A representative of the National Center for Homeopathy said in a written presentation that consumers who have reached out to the organization haven’t expressed confusion over homeopathic OTC products.
Amy Rothenberg, a board member of the American Association of Naturopathic Physicians and president of the Massachusetts Society of Naturopathic doctors, said in a written presentation that the low cost of homeopathic medicine and consistent quality appeal to patients and physicians.
Still, she agreed FDA could be more active in enforcement against companies that include non-homeopathic ingredients in products that are labeled as homeopathic. FDA’s compliance policy guide notes such products are not homeopathic drug products. Rothenberg also drew the line between homeopathic medicine and treatment that requires the expertise of a health care provider.

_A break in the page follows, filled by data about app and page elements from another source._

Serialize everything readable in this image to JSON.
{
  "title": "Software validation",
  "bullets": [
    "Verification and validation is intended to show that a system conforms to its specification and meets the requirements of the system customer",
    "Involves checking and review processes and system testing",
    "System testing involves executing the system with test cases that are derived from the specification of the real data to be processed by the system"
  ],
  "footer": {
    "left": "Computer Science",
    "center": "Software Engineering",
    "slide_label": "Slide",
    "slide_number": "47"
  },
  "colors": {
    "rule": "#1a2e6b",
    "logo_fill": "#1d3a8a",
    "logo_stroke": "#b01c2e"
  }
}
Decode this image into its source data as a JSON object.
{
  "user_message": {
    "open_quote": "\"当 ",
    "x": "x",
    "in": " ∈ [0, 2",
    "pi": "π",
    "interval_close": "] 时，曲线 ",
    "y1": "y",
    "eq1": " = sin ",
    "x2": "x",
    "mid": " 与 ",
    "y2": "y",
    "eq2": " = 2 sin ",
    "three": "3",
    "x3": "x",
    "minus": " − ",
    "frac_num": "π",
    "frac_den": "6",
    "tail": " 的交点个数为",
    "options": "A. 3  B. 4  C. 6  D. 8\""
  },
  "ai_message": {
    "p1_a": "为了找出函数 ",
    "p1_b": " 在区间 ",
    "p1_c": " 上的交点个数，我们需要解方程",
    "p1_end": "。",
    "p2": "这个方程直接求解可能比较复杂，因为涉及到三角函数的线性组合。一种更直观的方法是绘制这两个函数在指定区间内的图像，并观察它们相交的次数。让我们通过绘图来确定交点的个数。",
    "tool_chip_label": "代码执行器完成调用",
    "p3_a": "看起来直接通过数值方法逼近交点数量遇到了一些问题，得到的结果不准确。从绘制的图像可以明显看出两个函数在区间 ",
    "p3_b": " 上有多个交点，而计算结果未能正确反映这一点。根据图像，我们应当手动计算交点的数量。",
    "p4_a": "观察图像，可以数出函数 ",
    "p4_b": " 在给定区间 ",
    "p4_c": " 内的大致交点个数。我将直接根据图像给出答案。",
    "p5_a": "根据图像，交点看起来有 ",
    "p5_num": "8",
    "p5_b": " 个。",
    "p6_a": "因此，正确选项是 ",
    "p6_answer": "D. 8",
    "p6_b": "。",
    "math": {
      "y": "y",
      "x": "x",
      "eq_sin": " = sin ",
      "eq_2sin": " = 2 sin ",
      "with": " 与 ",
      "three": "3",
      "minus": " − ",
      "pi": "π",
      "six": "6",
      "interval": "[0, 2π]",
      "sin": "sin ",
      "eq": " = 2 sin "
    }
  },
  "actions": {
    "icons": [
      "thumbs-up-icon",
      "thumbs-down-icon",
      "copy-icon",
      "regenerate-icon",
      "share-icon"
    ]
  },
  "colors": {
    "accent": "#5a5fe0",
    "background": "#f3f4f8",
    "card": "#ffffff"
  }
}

“People who suffer from potentially life-threatening diseases, such as asthma, should be treated by health care providers," she said. “Having OTC drugs—homeopathic or otherwise—labeled in a confusing manner for consumers should be avoided."
Like all drugs, homeopathic products have raised safety concerns, especially regarding use by children.
“The 2012 American Association of Poison Control Center Annual Report indicated that there were 10,311 reported poison exposure cases related to ‘Homeopathic Agents,’ with 8,788 of those reported cases attributed to children 5 years of age and younger," FDA said in its recent public notice. “Of the 10,311 reported cases, 697 required treatment in a health care facility."
AAHP, however, said the number of serious adverse event reports submitted to FDA is low. Manufacturers of nonprescription drugs must report to FDA life-threatening incidents and other serious events that are potentially linked to a product.
“Over decades of use, we have not found problems or variability with quality of the homeopathic products," Rothenberg declared, “and no toxicity has been reported."
Speaking Tuesday on behalf of the American Herbal Products Association (AHPA), lawyer Will Woodlee said FDA has the appropriate tools to protect consumers of homeopathic medicine.
"Through inspections of manufacturing establishments and investigations of mandatory reports of serious adverse events associated with homeopathic drug products, FDA currently has the ability to investigate potential safety issues and take any indicated follow-up action in a timely manner," Woodlee of the law firm Kleinfeld, Kaplan, and Becker, LLP testified. "Indeed, FDA historically has used its tools and authorities to address perceived issues involving homeopathic drug products, including 'recommending' and overseeing recalls as well as issuing warning letters."